We all remember those sessions we had in school that taught us about this strange and foreign concept called the metric system. This system of measurement, which functions on the basis of the number ten no matter how big or small it’s becoming, came with a whole new scale of conversions that American children had to learn on top of the standard measurement system of pounds, feet and gallons. As with any sort of foreign language or idea we tend to stick to what we learned first, and for most people in American school systems that’s the standard system of measurements. However the metric system does have a lot of advantages that just aren’t talked about very often.
Let’s start with the heavy hitter; the metric system is the standard system of measurement over large parts of the world. This means that if the United States wants to export items to a foreign country then American business interests might feel confused when countries with eager buyers aren’t interested in products that aren’t metric. Think about the same frustration you have if you’re importing an expensive car from Japan and then none of the measurements are in inches or fractions of an inch, so none of your tools will work to fix the vehicle. Reverse that and make it almost the entire world that America wants to export to. Perhaps the biggest reason to change systems right there is a matter of economy and of shrinking the world just one more degree.

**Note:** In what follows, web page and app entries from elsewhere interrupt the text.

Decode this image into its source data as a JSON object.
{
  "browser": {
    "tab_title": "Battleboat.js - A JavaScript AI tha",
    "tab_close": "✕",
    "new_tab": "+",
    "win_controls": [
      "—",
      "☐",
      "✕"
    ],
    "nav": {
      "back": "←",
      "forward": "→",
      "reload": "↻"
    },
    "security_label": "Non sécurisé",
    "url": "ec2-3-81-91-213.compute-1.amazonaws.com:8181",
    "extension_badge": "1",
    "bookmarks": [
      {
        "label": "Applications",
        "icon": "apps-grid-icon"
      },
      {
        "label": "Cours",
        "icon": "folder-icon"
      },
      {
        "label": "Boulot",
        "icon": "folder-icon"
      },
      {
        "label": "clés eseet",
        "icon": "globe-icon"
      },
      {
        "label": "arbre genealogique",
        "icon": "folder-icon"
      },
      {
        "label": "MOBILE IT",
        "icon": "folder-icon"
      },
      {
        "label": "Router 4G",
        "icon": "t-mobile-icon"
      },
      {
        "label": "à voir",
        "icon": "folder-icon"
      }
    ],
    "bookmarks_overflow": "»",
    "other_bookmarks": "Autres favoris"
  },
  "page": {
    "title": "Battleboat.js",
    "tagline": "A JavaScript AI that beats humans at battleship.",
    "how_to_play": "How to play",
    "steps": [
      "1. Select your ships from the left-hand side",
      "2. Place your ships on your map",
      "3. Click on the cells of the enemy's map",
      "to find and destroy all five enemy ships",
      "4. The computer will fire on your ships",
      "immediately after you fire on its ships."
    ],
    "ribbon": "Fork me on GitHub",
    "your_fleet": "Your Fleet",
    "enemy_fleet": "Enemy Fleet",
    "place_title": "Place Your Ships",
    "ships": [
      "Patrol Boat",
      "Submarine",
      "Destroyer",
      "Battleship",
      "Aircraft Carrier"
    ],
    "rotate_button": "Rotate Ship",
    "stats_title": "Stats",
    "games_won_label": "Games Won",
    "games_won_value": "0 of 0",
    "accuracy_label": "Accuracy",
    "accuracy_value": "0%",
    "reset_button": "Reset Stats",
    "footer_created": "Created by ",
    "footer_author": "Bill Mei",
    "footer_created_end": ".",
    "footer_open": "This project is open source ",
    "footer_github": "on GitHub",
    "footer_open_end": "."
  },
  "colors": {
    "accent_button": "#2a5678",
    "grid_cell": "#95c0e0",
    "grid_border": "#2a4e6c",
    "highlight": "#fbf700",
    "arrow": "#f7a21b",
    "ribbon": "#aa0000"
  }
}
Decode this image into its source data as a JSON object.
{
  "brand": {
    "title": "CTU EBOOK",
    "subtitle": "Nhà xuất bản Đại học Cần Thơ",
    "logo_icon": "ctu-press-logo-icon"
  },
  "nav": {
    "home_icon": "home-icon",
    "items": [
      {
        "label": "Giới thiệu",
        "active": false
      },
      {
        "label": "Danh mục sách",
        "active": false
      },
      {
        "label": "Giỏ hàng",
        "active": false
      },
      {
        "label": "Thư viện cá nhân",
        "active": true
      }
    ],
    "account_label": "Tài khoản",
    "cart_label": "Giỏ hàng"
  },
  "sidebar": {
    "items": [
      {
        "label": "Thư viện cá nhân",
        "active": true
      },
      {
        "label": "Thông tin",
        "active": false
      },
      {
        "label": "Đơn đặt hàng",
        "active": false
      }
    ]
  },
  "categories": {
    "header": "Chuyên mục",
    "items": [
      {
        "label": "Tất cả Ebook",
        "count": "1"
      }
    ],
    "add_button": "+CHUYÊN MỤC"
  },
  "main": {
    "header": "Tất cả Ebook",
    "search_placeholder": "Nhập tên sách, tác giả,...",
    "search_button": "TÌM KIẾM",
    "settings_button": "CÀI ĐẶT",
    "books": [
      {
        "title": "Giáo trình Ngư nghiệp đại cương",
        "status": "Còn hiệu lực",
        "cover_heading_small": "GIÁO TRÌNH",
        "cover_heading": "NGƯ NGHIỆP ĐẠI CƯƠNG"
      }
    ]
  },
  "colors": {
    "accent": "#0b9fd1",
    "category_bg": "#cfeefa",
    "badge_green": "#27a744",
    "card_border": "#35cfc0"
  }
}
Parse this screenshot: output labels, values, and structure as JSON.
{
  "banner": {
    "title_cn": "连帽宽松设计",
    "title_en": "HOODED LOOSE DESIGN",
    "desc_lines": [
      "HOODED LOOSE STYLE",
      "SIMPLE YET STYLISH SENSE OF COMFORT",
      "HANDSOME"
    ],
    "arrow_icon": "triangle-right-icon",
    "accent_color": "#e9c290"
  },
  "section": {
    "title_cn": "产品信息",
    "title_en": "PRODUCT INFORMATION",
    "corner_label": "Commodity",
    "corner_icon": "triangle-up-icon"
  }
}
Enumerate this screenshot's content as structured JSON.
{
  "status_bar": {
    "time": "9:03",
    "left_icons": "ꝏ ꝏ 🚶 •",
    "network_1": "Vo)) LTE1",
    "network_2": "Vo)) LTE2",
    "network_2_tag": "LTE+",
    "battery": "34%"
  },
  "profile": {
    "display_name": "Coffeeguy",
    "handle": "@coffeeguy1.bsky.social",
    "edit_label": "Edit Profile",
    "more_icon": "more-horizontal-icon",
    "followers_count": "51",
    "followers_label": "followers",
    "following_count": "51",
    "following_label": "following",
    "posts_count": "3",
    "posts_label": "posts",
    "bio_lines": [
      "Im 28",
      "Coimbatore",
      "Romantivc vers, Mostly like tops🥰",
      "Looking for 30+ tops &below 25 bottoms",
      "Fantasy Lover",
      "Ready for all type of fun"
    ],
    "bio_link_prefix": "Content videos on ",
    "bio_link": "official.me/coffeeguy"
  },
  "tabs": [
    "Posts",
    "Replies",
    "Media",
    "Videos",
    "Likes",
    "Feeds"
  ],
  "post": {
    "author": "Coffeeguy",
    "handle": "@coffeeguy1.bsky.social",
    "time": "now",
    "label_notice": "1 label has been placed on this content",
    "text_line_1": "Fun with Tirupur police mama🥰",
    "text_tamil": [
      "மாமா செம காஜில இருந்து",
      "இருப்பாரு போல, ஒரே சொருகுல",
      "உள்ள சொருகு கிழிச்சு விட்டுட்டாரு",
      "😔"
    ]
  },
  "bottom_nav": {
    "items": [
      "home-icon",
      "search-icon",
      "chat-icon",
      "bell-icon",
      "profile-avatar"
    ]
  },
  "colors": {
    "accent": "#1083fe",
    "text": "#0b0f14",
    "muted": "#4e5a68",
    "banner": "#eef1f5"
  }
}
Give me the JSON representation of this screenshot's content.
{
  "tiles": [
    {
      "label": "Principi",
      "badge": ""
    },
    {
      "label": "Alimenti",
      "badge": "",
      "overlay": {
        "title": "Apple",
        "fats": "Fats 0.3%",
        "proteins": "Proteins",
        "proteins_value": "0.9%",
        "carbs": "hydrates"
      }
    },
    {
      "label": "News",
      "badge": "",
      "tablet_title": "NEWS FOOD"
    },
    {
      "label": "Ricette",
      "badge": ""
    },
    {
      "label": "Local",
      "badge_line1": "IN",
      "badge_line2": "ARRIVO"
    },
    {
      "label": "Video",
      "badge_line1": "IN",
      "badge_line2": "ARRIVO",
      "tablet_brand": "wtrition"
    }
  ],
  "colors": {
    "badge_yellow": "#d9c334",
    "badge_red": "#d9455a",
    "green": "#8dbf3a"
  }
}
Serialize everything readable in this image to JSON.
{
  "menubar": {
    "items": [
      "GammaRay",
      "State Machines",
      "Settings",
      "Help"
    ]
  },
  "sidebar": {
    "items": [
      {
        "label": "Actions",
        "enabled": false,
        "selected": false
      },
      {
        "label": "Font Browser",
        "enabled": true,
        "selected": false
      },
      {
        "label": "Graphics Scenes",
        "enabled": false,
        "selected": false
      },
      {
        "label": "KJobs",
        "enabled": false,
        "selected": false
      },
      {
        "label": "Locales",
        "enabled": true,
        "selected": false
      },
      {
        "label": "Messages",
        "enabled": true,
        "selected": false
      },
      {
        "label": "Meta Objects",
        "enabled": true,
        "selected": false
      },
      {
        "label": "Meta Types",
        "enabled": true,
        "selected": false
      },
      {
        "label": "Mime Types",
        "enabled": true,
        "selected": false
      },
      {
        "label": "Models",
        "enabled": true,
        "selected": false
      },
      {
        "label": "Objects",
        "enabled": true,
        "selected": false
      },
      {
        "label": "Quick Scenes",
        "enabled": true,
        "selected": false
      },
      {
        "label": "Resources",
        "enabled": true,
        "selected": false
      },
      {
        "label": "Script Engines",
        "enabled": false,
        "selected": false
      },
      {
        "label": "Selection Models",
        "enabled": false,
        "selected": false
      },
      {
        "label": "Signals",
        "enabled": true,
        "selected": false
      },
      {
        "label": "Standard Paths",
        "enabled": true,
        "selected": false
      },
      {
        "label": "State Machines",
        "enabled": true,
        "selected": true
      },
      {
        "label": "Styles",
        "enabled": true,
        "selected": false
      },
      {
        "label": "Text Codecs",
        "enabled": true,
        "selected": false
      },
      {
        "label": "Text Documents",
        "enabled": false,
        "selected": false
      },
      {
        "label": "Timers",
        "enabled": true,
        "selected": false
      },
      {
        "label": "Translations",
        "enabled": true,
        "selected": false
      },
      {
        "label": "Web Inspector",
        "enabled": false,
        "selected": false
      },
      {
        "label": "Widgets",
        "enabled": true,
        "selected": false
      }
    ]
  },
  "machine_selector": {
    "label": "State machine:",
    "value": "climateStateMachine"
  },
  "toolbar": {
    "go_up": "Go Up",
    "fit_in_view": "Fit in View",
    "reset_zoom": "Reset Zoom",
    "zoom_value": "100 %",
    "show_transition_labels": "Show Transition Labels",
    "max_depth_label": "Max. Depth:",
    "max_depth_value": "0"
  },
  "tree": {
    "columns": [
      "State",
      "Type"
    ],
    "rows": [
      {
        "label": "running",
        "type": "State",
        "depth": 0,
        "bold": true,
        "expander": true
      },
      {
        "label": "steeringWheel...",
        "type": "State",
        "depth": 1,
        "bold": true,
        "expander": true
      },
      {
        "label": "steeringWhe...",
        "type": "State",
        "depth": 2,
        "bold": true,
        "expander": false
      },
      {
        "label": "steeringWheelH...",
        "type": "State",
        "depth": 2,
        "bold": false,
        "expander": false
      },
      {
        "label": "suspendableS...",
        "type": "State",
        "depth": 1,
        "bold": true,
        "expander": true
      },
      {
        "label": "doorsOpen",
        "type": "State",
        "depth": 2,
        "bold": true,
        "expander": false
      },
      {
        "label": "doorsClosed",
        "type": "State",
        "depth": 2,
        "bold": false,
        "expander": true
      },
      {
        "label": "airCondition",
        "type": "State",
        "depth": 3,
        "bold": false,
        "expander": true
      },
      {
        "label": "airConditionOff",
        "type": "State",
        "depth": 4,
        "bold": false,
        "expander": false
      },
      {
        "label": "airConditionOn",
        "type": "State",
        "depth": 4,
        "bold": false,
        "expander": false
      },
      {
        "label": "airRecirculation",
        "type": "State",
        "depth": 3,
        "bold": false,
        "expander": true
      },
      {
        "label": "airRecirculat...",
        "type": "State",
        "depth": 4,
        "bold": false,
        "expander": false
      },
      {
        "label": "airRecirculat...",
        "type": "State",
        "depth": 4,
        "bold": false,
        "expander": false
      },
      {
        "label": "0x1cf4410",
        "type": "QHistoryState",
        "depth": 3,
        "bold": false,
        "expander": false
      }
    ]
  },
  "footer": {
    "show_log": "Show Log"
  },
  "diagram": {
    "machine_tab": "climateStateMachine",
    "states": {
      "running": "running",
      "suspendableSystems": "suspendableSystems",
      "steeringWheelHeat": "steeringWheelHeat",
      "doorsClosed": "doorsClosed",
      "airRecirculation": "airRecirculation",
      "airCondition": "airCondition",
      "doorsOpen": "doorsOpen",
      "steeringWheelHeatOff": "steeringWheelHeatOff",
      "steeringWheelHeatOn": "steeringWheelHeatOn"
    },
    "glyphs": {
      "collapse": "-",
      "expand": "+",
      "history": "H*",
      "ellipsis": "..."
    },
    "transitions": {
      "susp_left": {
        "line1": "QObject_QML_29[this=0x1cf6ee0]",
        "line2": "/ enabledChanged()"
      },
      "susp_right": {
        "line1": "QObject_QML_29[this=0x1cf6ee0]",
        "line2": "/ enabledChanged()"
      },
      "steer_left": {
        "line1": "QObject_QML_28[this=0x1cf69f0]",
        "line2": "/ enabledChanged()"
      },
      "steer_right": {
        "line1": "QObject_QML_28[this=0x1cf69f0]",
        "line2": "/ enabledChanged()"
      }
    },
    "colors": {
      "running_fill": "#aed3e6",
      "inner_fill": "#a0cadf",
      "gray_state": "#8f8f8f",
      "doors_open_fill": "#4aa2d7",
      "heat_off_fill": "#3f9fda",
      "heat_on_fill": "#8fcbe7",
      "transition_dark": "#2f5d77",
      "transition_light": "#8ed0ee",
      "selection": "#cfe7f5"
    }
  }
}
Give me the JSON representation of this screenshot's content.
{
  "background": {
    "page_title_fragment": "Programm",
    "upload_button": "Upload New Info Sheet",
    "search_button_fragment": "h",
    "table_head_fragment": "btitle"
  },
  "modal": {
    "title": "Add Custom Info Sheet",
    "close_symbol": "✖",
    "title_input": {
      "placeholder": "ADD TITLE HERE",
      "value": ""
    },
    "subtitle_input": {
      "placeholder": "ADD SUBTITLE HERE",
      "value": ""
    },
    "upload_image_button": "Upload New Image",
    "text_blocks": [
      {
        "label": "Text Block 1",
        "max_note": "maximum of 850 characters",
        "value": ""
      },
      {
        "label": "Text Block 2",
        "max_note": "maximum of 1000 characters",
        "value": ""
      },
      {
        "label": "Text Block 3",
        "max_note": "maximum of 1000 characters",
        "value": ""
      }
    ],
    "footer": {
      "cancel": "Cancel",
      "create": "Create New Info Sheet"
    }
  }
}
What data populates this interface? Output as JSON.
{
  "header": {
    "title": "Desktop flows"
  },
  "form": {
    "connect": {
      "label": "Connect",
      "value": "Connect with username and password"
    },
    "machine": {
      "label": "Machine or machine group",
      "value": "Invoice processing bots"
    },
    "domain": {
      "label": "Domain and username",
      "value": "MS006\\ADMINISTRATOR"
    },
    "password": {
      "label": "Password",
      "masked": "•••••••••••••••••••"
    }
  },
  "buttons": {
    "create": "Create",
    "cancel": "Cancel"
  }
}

Additionally, the metric system was specifically created by scientific professionals in order to make measuring as simple and straightforward as possible. This is why every alteration in the metric system is done by the number 10. There are no other numbers to remember or awkward conversion formulas to use… everything simply is multiplied or divided by the number 10 per level. For those who think standard is a better measurement system, ask yourself how many inches are in a yard. Or how many quarts in a gallon. There is no standard, easy to remember and snappy number that you can just pull out and use for any problem like you can for metric numbers. Easy and friendly, the metric system didn’t evolve over time as a haphazard form of keeping measurements, but it was made specifically for the purpose that it serves.
These are the two biggest reasons that the metric system should be adopted universally. If you make measurements universal then it eliminates a lot of confusion about weights and measurements, and that lubricates the wheels of commerce. The easier a system is to learn and memorize, the less likely you are to make mistakes with it. There is also the idea that the metric system is permanent, and there have been no additions or changes over the years. If you set the standard system of measurement aside you can stop filling up pages in textbooks and sections of your home improvement store using those measurements.
“Frequently Asked Questions About the Metric System,” by USMA at Colorado State
“Metrication: An Economic Wake-Up Call for US Industry,” by NIST at NIST